#### [Required work]
Below are the records; give the number of their lines that contain the word "Player" and nothing more.

#### [Source material]
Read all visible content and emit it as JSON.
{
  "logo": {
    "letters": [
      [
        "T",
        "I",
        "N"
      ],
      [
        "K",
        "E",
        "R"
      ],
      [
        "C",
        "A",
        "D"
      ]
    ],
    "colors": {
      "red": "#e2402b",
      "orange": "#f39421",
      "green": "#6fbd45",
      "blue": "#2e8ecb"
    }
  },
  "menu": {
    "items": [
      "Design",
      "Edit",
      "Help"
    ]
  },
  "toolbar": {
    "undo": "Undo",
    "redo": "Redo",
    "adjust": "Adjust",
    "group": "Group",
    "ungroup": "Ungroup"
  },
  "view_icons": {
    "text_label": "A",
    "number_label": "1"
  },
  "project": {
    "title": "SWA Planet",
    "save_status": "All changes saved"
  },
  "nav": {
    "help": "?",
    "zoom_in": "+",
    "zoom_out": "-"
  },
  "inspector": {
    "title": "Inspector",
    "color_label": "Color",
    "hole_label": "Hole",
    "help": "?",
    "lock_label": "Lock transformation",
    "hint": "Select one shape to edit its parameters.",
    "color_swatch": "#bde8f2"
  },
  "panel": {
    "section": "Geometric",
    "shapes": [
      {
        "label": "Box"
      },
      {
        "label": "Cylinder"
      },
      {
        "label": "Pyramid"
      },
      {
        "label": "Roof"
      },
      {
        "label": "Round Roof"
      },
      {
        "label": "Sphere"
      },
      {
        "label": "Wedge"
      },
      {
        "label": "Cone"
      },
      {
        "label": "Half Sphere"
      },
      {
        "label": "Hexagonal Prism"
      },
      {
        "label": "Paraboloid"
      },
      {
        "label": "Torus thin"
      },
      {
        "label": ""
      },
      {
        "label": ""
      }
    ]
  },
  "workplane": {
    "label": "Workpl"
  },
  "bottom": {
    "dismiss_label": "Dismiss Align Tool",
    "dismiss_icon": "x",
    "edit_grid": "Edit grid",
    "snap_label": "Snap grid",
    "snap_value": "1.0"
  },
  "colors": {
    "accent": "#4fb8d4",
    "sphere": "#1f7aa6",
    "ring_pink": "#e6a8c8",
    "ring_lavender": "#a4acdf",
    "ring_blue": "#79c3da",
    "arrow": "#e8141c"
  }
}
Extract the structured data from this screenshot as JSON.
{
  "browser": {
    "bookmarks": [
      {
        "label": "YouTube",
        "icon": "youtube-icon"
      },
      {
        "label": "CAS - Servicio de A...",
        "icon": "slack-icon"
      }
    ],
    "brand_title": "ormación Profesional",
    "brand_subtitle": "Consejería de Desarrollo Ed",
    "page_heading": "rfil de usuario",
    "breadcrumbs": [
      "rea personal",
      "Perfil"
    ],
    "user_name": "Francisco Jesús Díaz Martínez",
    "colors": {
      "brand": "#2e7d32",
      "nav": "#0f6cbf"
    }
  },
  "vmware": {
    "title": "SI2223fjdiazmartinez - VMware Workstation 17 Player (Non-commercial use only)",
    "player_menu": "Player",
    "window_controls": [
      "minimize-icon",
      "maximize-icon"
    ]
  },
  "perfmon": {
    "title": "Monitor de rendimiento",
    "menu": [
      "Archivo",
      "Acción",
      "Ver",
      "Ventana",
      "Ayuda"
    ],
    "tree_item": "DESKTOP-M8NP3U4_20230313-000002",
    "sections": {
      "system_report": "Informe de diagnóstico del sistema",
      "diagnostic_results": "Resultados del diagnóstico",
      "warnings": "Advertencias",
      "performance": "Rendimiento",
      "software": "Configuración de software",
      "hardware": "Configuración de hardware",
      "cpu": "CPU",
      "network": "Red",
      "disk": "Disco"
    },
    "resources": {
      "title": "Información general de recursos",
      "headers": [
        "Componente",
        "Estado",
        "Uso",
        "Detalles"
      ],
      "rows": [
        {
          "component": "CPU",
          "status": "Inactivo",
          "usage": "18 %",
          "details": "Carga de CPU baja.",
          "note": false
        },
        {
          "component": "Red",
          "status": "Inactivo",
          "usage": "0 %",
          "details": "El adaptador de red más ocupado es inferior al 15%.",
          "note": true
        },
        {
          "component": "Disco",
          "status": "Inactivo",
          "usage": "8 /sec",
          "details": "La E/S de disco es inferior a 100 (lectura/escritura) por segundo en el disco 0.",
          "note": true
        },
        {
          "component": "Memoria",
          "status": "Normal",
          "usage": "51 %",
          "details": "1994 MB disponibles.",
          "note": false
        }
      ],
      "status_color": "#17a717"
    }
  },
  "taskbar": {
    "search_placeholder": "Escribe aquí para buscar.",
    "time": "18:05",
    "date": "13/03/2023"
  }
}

#### [Answer box]
2